This spring when you get basketball fever, don't forget to go to Hooters.com and download the 'Doctor's Note' for a free appetizer, and play hooky with us on March 17 and 18. And tell 'em Nurse Ashleigh sent you!
As she is saying this, we see Vitale enjoying a Hooters experience. At the end, he stands surrounded by Hooters women and hangers-on and offers this solution to the health care crisis:
Hooters! It's the cure, baby!
We appreciate the creativity in this promotion--who but Hooters would have thought to make a naughty nurse the centerpiece of a mock health crisis designed to sell a product to men?! We also noticed the fully dressed male nurse, which at least suggests that not all nurses are females, though he does nothing but look baffled and catch the basketball Ashleigh tossed. And the suggestions that it is nurse Ashleigh who writes prescriptions and cures a condition that leaves a physician baffled are just super.
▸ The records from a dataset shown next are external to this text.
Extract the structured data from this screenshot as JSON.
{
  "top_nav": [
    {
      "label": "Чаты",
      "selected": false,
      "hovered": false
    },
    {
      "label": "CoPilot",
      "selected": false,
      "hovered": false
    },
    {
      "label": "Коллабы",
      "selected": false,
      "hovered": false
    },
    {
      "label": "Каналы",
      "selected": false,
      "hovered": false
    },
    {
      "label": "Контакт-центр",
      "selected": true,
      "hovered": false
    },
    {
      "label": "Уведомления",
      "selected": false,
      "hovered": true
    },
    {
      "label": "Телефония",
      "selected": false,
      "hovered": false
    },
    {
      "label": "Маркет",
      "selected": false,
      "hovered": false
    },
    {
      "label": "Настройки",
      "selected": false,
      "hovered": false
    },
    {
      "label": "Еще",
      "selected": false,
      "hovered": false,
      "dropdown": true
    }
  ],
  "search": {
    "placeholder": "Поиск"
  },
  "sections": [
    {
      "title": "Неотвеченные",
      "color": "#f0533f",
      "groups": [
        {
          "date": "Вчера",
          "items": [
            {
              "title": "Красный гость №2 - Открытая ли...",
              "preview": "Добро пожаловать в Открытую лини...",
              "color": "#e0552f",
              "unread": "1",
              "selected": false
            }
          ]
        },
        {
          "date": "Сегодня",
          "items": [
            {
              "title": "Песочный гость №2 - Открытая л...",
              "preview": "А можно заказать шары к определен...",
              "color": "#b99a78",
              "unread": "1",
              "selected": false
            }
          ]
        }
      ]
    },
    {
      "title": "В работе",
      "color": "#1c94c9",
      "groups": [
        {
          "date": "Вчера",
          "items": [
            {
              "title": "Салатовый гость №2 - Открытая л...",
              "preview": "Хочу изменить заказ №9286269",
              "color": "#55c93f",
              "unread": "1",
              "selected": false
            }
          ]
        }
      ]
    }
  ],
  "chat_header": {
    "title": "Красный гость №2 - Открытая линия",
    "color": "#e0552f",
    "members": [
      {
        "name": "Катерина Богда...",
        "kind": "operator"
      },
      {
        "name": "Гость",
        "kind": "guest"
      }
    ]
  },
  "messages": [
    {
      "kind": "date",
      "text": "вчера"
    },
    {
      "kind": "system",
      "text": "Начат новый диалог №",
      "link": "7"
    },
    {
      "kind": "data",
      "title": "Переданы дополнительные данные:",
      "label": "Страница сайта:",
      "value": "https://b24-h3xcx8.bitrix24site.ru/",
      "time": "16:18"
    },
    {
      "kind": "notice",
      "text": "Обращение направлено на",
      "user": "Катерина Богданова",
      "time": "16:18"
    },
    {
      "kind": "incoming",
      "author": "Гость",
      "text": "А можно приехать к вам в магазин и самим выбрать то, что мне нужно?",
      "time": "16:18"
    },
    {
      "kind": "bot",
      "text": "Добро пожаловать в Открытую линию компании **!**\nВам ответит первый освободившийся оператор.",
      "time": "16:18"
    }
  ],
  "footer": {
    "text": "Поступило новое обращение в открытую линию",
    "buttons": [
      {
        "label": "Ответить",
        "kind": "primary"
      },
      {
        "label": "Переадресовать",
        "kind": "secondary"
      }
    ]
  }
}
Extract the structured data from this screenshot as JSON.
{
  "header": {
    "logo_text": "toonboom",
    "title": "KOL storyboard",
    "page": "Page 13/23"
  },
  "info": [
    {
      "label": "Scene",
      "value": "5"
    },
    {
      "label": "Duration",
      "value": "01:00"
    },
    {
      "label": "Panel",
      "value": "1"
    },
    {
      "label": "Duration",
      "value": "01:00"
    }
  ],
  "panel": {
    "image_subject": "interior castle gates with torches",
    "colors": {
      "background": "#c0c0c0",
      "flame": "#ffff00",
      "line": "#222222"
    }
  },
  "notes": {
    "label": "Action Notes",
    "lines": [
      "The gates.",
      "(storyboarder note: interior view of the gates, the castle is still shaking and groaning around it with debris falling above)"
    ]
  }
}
After three weeks of phone calls and voice messages to Hooters executives, we finally connected with Hooters Vice President of Marketing Mike McNeil (right). During our conversation, Mike said the Hooky Day ad was his idea and that he could not withdraw it for this year, since college basketball season was already about over. He also said that while he understood what we were saying, the ad was a "joke" that was unlikely to affect how anyone really thought about nursing. We explained that decades of relentless naughty nurse images did indeed affect real world decisions, including those made about funding for nursing practice, education, research and residencies. Mike said he'd consider a different ad campaign for 2012, but declined to make any promises and actually suggested that he would not be persuaded.
But if Virginia Commonwealth can make the Final Four, we can overcome the naughty nurse stereotype. The Hooters Hooky Day campaign is not the most sexualized nursing imagery we've seen, but it is still exploits the naughty stereotype that undermines real nurses' claims to the resources and respect they need. It's "just a joke," but "jokes" about disempowered groups are one of the most powerful ways bigotry is spread, which is why jokes about protected groups can subject employers to liability. The naughty stereotype, repeated countless times all over the world, reinforces the idea that nursing is all about female sexuality rather than advanced skills. That makes it harder for real nurses to save and improve lives, including the lives of those who may overindulge on occasions like Hooky Day, or St. Patrick's Day, which just happens to be the same day.
Please ask Hooters to try to sell its products without the naughty nurse. And tell them Nurse Sandy sent you!
Please click here to send a letter to Hooters executives to ask them to end their naughty nurse commercials. It'll just take a minute. Thank you!
After you've emailed your letter by clicking on the link above, please take a moment and also snail mail your letter to the address below for a more powerful impact. Thank you!
CEO and President
VP of Marketing
1815 The Exchange Southeast
Atlanta GA 30339